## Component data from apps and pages
══════

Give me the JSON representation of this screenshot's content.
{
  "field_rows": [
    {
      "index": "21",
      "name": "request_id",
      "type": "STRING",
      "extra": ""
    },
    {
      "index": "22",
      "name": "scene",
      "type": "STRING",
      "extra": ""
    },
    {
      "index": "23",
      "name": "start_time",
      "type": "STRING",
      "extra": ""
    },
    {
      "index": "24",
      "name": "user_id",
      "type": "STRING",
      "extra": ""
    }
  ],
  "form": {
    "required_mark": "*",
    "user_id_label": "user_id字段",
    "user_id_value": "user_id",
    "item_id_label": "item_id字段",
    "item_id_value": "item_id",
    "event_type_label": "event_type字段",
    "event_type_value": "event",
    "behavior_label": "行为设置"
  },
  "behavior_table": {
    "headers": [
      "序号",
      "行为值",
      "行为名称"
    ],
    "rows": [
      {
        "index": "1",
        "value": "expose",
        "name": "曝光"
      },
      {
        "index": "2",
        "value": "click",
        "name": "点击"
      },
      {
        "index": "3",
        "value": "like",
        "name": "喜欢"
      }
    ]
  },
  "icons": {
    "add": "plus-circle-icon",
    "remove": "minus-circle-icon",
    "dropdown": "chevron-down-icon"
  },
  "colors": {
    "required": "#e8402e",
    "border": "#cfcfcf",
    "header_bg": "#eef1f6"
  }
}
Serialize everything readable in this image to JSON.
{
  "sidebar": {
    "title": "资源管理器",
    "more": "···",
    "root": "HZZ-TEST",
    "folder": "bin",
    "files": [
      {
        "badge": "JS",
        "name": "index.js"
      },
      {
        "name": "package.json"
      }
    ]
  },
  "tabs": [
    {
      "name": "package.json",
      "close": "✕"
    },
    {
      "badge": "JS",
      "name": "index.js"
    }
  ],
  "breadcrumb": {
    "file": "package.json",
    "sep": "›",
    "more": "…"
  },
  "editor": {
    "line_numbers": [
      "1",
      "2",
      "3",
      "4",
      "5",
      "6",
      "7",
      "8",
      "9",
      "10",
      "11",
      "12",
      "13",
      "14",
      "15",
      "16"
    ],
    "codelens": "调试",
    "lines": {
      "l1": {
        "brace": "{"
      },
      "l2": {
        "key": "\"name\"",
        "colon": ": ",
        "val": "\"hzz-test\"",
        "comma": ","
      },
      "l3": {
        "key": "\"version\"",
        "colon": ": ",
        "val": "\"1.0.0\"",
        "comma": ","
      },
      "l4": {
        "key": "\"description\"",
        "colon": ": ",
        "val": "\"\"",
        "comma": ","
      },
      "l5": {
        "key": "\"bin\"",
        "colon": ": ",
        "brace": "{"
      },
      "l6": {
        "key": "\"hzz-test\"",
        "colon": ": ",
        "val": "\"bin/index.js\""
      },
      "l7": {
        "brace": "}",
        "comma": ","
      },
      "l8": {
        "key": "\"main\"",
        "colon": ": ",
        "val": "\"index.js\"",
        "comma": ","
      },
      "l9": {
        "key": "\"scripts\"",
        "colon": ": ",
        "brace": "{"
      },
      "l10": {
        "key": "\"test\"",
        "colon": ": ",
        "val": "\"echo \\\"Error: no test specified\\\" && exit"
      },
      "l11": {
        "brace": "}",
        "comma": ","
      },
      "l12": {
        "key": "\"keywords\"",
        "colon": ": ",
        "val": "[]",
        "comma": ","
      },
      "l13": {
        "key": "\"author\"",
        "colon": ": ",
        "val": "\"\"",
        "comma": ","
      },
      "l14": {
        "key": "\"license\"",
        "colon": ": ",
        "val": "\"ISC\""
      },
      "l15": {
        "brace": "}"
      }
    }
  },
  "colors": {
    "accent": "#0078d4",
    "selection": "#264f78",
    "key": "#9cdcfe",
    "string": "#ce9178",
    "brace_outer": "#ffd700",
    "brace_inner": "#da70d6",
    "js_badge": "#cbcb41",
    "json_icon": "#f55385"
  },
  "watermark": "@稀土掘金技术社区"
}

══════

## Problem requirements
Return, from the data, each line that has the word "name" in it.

## Written answer
      "name": "request_id",
      "name": "scene",
      "name": "start_time",
      "name": "user_id",
        "name": "曝光"
        "name": "点击"
        "name": "喜欢"
        "name": "index.js"
        "name": "package.json"
      "name": "package.json",
      "name": "index.js"
        "key": "\"name\"",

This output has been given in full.